As Jews, we don’t have many light-hearted holidays, but this week we’ll celebrate one of them, Tu b’Av. Casually known as the Jewish Valentine’s Day, Tu b’Av is the counterbalance to the most difficult of all our holidays, Tisha b’Av, which just passed.
Estie Rose '07S is a genetic counselor with YU's Program for Jewish Genetic Health
While we fast and remember all of our hardships and trials during Tisha b’Av, this week, beginning at sunset Thursday, we will engage in mirth, and celebrate love and joy. Many will wed and many, according to Jewish lore, will meet their matches on Tu b’Av.
But as with all Jewish holidays, this one still must come with a warning, albeit one deeply rooted in modernity.
As young Jews meet their mates and consider marriage, they should be told about the importance of undergoing carrier screening for Jewish genetic diseases, and act on it. Read the rest of this entry…

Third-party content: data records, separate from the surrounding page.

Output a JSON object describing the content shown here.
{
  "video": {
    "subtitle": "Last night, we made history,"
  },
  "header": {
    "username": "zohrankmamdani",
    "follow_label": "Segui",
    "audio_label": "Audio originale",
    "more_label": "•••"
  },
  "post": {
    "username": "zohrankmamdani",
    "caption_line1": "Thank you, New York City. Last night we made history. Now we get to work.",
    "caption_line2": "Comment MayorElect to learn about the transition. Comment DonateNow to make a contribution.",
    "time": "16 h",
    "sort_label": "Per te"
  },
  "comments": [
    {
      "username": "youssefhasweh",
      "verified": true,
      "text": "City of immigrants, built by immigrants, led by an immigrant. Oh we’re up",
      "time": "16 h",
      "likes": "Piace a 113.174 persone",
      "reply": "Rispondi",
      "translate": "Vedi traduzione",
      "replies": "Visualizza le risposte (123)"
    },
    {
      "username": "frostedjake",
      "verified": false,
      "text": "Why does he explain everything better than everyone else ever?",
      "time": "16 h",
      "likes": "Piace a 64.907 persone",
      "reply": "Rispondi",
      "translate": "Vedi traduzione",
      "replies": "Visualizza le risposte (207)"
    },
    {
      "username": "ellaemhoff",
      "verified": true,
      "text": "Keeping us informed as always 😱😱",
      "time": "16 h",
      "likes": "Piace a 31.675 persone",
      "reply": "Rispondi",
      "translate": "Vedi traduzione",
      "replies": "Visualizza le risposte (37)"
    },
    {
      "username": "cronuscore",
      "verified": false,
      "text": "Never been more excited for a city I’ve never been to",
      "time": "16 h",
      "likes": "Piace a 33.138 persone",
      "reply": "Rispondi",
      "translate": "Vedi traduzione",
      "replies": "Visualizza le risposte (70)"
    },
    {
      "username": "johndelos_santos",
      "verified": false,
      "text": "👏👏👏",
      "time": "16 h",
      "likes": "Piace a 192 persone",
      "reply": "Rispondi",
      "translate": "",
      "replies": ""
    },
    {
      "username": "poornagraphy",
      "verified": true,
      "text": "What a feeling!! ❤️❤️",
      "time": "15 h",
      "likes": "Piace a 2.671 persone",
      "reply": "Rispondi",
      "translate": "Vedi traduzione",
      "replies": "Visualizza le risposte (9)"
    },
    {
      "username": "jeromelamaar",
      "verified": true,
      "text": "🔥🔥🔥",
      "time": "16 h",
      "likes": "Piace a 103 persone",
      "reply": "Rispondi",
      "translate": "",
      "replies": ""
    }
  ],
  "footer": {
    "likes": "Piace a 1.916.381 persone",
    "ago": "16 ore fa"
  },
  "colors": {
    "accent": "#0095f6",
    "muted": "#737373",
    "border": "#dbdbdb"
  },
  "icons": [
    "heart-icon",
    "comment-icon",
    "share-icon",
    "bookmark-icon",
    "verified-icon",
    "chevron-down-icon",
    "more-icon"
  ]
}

Yeshiva University Scholars Reflect on the Daf Yomi Phenomenon
Last night some 90,000 people gathered at the MetLife stadium in East Rutherford, New Jersey for a ceremony celebrating the 12th completion of the daily reading of the Talmud (Siyum ha-Shas). The event followed similar ceremonies, in Jerusalem,Tel Aviv, Bnei Brak, London, Melbourne, and other cities and communities around the world, in which thousands more participated in person or via closed-circuit TV.
Tens of thousands celebrated the conclusion of the a seven-and-a-half-year Daf Yomi cycle on August 1.
These events honor the conclusion and re-commencement of a seven-and-a-half-year cycle in which people—individually, with partners, or in groups—learn a folio page (two facing pages) of the Babylonian Talmud each day in a tradition known as daf yomi, “a page a day.”
The tradition was established by Rabbi Meir Shapiro, the Hasidic rebbe of Lublin. Rabbi Shapiro proposed the idea to the Agudath Israel convention in Vienna in August, 1923, and the enterprise was launched with much fanfare the following Rosh Hashanah. Over the course of the 12 cycles completed thus far, the number of learners has burgeoned to many tens of thousands around the world.
To mark the occasion, Jewish Ideas Daily invited several prominent thinkers, including Yeshiva University’s Rabbi Dr. Jacob J. Schacter and Moshe Sokolow to reflect on the phenomenon of daf yomi and their own engagement with the practice. Read the rest of this entry…